in Rimsky-Korsakov's Scheherazade and Debussy's L'après-midi
d'un faune, that inspired Copland to become a composer. In his
late teens he studied harmony and counterpoint with composer Karl
Goldmark, whose conservatism served to sharpen Copland's love for
modern composers like Mussorgsky, Ravel, and Scriabin.
Having scrimped enough from allowances and summer jobs, Copland
sailed for Paris in the summer of 1921, where he became the first
American to be accepted as a composition student by Nadia Boulanger,
the most famous music teacher in Europe. Copland studied with her

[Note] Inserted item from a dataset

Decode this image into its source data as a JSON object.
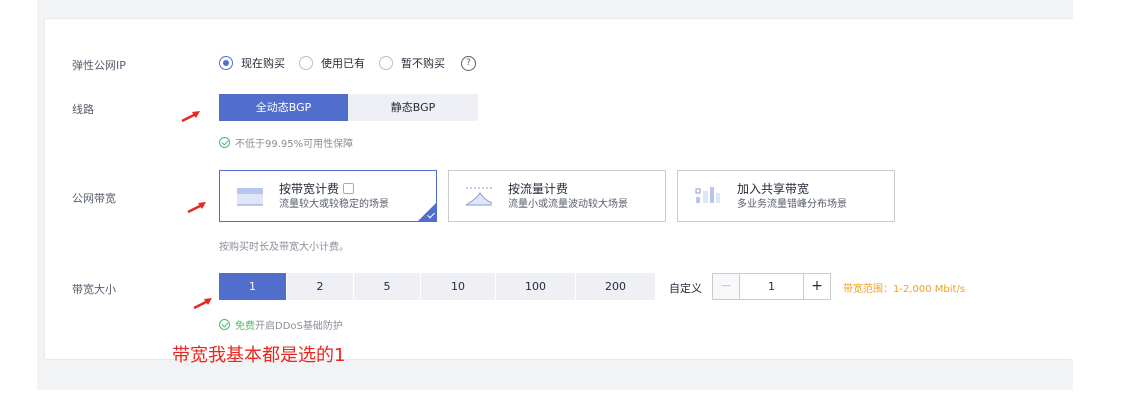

for three years; during that time he wrote his first large-scale
work, Grohg - music for an imaginary ballet. He met Roussel,
Milhaud, and Prokofiev, and attended important premieres. Summers
in Vienna, Berlin, and Salzburg brought him in touch with the music
of Webern, Bartok, and Hindemith, among many others. During these
years American jazz was becoming hugely popular throughout Europe,
and for the first time Copland took a serious interest in it. This,
together with his growing love for the music of Mussorgsky and Stravinsky,
which was so thoroughly Russian in character, made him keen to develop
a style that was uniquely American.
Soon after returning to the United States, Copland decided to try
his hand at creating his own brand of symphonic jazz. One result
was Music for the Theater (1925), a suite in five parts for
small orchestra, which makes use of syncopated and polymetric rhythms,
and "blue" intervals. Copland had no particular play in
mind for his work; rather, his music was intended to evoke the variety
of moods found in many plays of the day, the romantic or contemplative
interlude, the dance-like burst of excited activity, even a parody
of burlesque. Brightened with trumpets, trombone, and clarinet,
the music evokes jazz and popular song while remaining distinctively
Copland's: listen for the sudden changes in metre, the irregular
time signatures, the way the spaces inside the music can fill up
or empty out in a heartbeat. And the relaxed lyricism of the Prologue,
Interlude, and Epilogue is already uniquely his own; what's more,
it's uniquely American. Not bad for a 24-year-old.